I was in one of the prisons Paul was in in Rome. That was an experience. There was a little water from a cistern that was available there, and then there was, near where the Senate met in Rome, there was another cut in the rock where the discharge would go out, and they would usually put the bodies in there from that prison, and it would hit this underground water sewer that the Caesars had made, and would carry it [sewage] out into the river. Paul was in prison all the time. Peter, it seemed like Peter had angels come to rescue him, and here Paul is. Of course, he didn’t have any TV to watch so he wrote letters. He wrote letters. He used his time for the Lord, redeeming the time. He is realistic, he knows what life is. He’s been battered, he’s been bruised. He’s been hurt, he’s been rejected. He’s been abandoned, he’s had everything bad that you could have happen to you, but he lifts up the One who is able to do exceedingly, immeasurably more than we can ask or think. That’s my Jesus. That’s my Jesus. That’s my Jesus, who said before He went to the cross, “I go away,” and He’s been working on this city for 2000 years. It’s goin’ to be sumptum, it’s goin’ to be sumptum. [In central Pennsylvania, the word “something” is modified to “sumptum”, almost as if you are swallowing the word, to indicate a very special, unique, exciting object or event, and you give a little shake to your head as well.] I look forward to be with Him.
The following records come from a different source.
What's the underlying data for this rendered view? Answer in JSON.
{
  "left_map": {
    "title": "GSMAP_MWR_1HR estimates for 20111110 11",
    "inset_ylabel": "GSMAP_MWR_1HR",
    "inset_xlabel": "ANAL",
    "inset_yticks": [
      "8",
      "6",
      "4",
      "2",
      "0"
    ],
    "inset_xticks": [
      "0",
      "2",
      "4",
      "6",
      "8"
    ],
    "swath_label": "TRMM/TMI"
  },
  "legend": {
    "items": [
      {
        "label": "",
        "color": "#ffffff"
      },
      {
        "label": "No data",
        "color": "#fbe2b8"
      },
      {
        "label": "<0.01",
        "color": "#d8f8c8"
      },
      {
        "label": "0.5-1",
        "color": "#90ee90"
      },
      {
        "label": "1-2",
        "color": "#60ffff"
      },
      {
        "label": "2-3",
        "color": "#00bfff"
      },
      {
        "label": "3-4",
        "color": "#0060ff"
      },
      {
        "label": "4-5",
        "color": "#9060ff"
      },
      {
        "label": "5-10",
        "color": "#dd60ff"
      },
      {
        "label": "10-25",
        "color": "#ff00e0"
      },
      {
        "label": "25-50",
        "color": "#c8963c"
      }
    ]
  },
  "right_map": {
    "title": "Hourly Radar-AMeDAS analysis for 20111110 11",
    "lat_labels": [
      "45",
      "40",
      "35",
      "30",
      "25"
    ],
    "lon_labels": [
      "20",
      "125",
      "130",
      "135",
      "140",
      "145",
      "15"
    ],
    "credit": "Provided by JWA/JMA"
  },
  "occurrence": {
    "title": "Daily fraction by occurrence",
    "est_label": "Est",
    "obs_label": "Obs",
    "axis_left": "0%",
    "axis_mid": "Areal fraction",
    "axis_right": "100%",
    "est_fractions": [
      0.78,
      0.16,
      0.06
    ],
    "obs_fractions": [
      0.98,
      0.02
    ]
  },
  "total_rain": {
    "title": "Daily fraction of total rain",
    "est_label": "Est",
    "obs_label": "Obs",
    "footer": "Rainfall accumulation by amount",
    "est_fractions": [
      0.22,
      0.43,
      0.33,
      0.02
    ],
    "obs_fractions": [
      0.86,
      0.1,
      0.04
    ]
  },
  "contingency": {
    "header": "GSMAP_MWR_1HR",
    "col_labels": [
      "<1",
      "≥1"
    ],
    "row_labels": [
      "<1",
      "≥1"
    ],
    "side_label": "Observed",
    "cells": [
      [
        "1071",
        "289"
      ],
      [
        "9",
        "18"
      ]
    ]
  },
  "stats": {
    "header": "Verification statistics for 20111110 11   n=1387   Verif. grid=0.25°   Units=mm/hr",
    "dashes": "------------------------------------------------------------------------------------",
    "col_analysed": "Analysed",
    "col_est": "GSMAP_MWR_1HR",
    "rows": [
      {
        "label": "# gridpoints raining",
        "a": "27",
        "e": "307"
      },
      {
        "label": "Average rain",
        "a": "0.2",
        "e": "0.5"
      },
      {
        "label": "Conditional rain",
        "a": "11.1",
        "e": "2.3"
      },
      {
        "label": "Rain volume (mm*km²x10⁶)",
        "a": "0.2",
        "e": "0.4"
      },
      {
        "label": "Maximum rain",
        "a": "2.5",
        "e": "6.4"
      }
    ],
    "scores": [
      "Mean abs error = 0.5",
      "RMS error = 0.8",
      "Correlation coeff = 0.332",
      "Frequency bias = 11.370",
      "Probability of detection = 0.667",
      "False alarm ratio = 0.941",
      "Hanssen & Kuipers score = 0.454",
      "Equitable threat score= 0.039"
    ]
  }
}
Would you stand with me, please? I can only imagine what He will do then and what He will do now. When we focus on Him, when the Holy Spirit is at work within us, our faith is activated, we are seeking Him, we are praying, we are focused on Him, I can only imagine what He will do here as well. Let’s sing this song. [As the song begins, Pastor says, “Thank You, Jesus,” and the service ends when the song finishes.] “I can only imagine what it will be like when I walk by Your side. I can only imagine what my eyes will see when Your face is before me.” [“I Can Only Imagine”, words and music by Bart Millard, copyright 2001, and performed by MercyMe.]